Dealing with Maggots in the Compost Pile

Dan This Land of Ours

compost pile

If you get maggots in your compost, something is wrong. Cathy Isom has tips about how to deal with a nasty critter in your compost pile. That’s coming up on This Land of Ours.

Dealing with Maggots in the Compost Pile

While some people think that a few squiggly little worm-like creatures are no big deal, others say it’s a sign that something is wrong with your compost pile. When you have maggots in your compost, the end result is often a horrible smelling, slow-to-develop material.

Good, healthy compost should smell earthy and fresh, and shouldn’t take forever to turn from waste to rich, black compost.

If you see maggots, they’re likely from the Black Soldier Fly. Often when you end up with maggots in your compost, you’ve put the wrong things in. Compost heaps are a delicate balance of ingredients and layers.
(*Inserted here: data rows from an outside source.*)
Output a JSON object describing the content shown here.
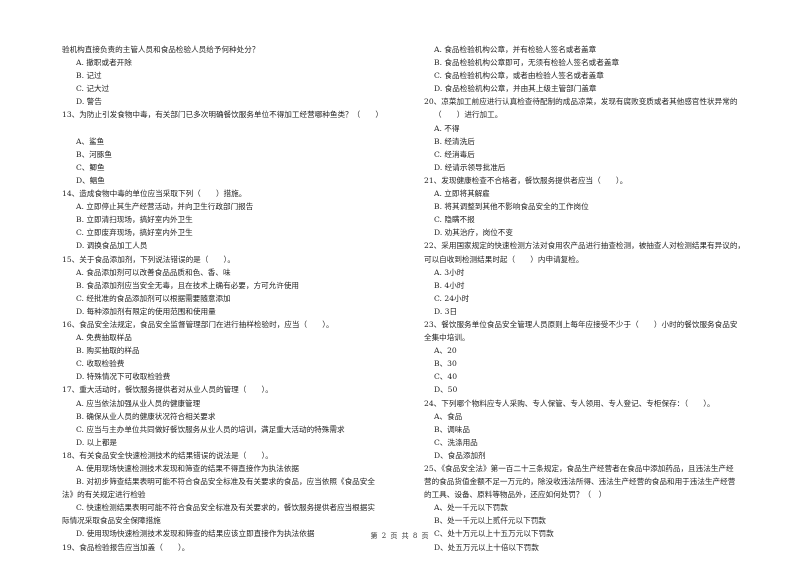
{
  "document": {
    "left_column": [
      {
        "type": "cont",
        "text": "验机构直接负责的主管人员和食品检验人员给予何种处分？"
      },
      {
        "type": "opt",
        "text": "A. 撤职或者开除"
      },
      {
        "type": "opt",
        "text": "B. 记过"
      },
      {
        "type": "opt",
        "text": "C. 记大过"
      },
      {
        "type": "opt",
        "text": "D. 警告"
      },
      {
        "type": "q",
        "text": "13、为防止引发食物中毒，有关部门已多次明确餐饮服务单位不得加工经营哪种鱼类？（　　）"
      },
      {
        "type": "blank",
        "text": ""
      },
      {
        "type": "opt",
        "text": "A、鲨鱼"
      },
      {
        "type": "opt",
        "text": "B、河豚鱼"
      },
      {
        "type": "opt",
        "text": "C、鲫鱼"
      },
      {
        "type": "opt",
        "text": "D、鲳鱼"
      },
      {
        "type": "q",
        "text": "14、造成食物中毒的单位应当采取下列（　　）措施。"
      },
      {
        "type": "opt",
        "text": "A. 立即停止其生产经营活动，并向卫生行政部门报告"
      },
      {
        "type": "opt",
        "text": "B. 立即清扫现场，搞好室内外卫生"
      },
      {
        "type": "opt",
        "text": "C. 立即废弃现场，搞好室内外卫生"
      },
      {
        "type": "opt",
        "text": "D. 调换食品加工人员"
      },
      {
        "type": "q",
        "text": "15、关于食品添加剂，下列说法错误的是（　　）。"
      },
      {
        "type": "opt",
        "text": "A. 食品添加剂可以改善食品品质和色、香、味"
      },
      {
        "type": "opt",
        "text": "B. 食品添加剂应当安全无毒，且在技术上确有必要，方可允许使用"
      },
      {
        "type": "opt",
        "text": "C. 经批准的食品添加剂可以根据需要随意添加"
      },
      {
        "type": "opt",
        "text": "D. 每种添加剂有限定的使用范围和使用量"
      },
      {
        "type": "q",
        "text": "16、食品安全法规定，食品安全监督管理部门在进行抽样检验时，应当（　　）。"
      },
      {
        "type": "opt",
        "text": "A. 免费抽取样品"
      },
      {
        "type": "opt",
        "text": "B. 购买抽取的样品"
      },
      {
        "type": "opt",
        "text": "C. 收取检验费"
      },
      {
        "type": "opt",
        "text": "D. 特殊情况下可收取检验费"
      },
      {
        "type": "q",
        "text": "17、重大活动时，餐饮服务提供者对从业人员的管理（　　）。"
      },
      {
        "type": "opt",
        "text": "A. 应当依法加强从业人员的健康管理"
      },
      {
        "type": "opt",
        "text": "B. 确保从业人员的健康状况符合相关要求"
      },
      {
        "type": "opt",
        "text": "C. 应当与主办单位共同做好餐饮服务从业人员的培训，满足重大活动的特殊需求"
      },
      {
        "type": "opt",
        "text": "D. 以上都是"
      },
      {
        "type": "q",
        "text": "18、有关食品安全快速检测技术的结果错误的说法是（　　）。"
      },
      {
        "type": "opt",
        "text": "A. 使用现场快速检测技术发现和筛查的结果不得直接作为执法依据"
      },
      {
        "type": "opt",
        "text": "B. 对初步筛查结果表明可能不符合食品安全标准及有关要求的食品，应当依照《食品安全"
      },
      {
        "type": "cont",
        "text": "法》的有关规定进行检验"
      },
      {
        "type": "opt",
        "text": "C. 快速检测结果表明可能不符合食品安全标准及有关要求的，餐饮服务提供者应当根据实"
      },
      {
        "type": "cont",
        "text": "际情况采取食品安全保障措施"
      },
      {
        "type": "opt",
        "text": "D. 使用现场快速检测技术发现和筛查的结果应该立即直接作为执法依据"
      },
      {
        "type": "q",
        "text": "19、食品检验报告应当加盖（　　）。"
      }
    ],
    "right_column": [
      {
        "type": "opt",
        "text": "A. 食品检验机构公章，并有检验人签名或者盖章"
      },
      {
        "type": "opt",
        "text": "B. 食品检验机构公章即可，无须有检验人签名或者盖章"
      },
      {
        "type": "opt",
        "text": "C. 食品检验机构公章，或者由检验人签名或者盖章"
      },
      {
        "type": "opt",
        "text": "D. 食品检验机构公章，并由其上级主管部门盖章"
      },
      {
        "type": "qind",
        "text": "20、凉菜加工前应进行认真检查待配制的成品凉菜，发现有腐败变质或者其他感官性状异常的"
      },
      {
        "type": "opt",
        "text": "（　　）进行加工。"
      },
      {
        "type": "opt",
        "text": "A. 不得"
      },
      {
        "type": "opt",
        "text": "B. 经清洗后"
      },
      {
        "type": "opt",
        "text": "C. 经消毒后"
      },
      {
        "type": "opt",
        "text": "D. 经请示领导批准后"
      },
      {
        "type": "qind",
        "text": "21、发现健康检查不合格者，餐饮服务提供者应当（　　）。"
      },
      {
        "type": "opt",
        "text": "A. 立即将其解雇"
      },
      {
        "type": "opt",
        "text": "B. 将其调整到其他不影响食品安全的工作岗位"
      },
      {
        "type": "opt",
        "text": "C. 隐瞒不报"
      },
      {
        "type": "opt",
        "text": "D. 劝其治疗，岗位不变"
      },
      {
        "type": "qind",
        "text": "22、采用国家规定的快速检测方法对食用农产品进行抽查检测，被抽查人对检测结果有异议的，"
      },
      {
        "type": "qind",
        "text": "可以自收到检测结果时起（　　）内申请复检。"
      },
      {
        "type": "opt",
        "text": "A. 3小时"
      },
      {
        "type": "opt",
        "text": "B. 4小时"
      },
      {
        "type": "opt",
        "text": "C. 24小时"
      },
      {
        "type": "opt",
        "text": "D. 3日"
      },
      {
        "type": "qind",
        "text": "23、餐饮服务单位食品安全管理人员原则上每年应接受不少于（　　）小时的餐饮服务食品安"
      },
      {
        "type": "qind",
        "text": "全集中培训。"
      },
      {
        "type": "opt",
        "text": "A、20"
      },
      {
        "type": "opt",
        "text": "B、30"
      },
      {
        "type": "opt",
        "text": "C、40"
      },
      {
        "type": "opt",
        "text": "D、50"
      },
      {
        "type": "qind",
        "text": "24、下列哪个物料应专人采购、专人保管、专人领用、专人登记、专柜保存：（　　）。"
      },
      {
        "type": "opt",
        "text": "A、食品"
      },
      {
        "type": "opt",
        "text": "B、调味品"
      },
      {
        "type": "opt",
        "text": "C、洗涤用品"
      },
      {
        "type": "opt",
        "text": "D、食品添加剂"
      },
      {
        "type": "qind",
        "text": "25、《食品安全法》第一百二十三条规定，食品生产经营者在食品中添加药品，且违法生产经"
      },
      {
        "type": "qind",
        "text": "营的食品货值金额不足一万元的，除没收违法所得、违法生产经营的食品和用于违法生产经营"
      },
      {
        "type": "qind",
        "text": "的工具、设备、原料等物品外，还应如何处罚？（　）"
      },
      {
        "type": "opt",
        "text": "A、处一千元以下罚款"
      },
      {
        "type": "opt",
        "text": "B、处一千元以上贰仟元以下罚款"
      },
      {
        "type": "opt",
        "text": "C、处十万元以上十五万元以下罚款"
      },
      {
        "type": "opt",
        "text": "D、处五万元以上十倍以下罚款"
      }
    ],
    "footer": "第 2 页 共 8 页"
  }
}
Things to add to your compost should include:

  • Vegetable and fruit peelings, and scraps
  • Thin plant prunings
  • Tea bags
  • Grass cuttings
  • Leaves
  • Cardboard egg containers
  • Eggshells
  • Coffee grounds
  • Manure from cows, horses, goats, and chickens

What Not to Put In:

  • Dairy or meat
  • Diseased plants
  • Noxious weeds

The discovery of maggots in compost isn’t the end of your pile, and there are things you can do to get rid of them. Such as adding layers of brown, well-dried things like leaves, straw, and egg cartons. This will dry the compost out and reduce the amount of food available to the fly. Also, adding lime or other citrus waste – because maggots don’t like it. Add dried pine needles. They take a little longer to break down, but maggots despise them. Also, don’t overwater. Compost should be moist, not saturated. When compost is too wet, you create an anaerobic environment, which smells foul. That smell will attract flies.

I’m Cathy Isom…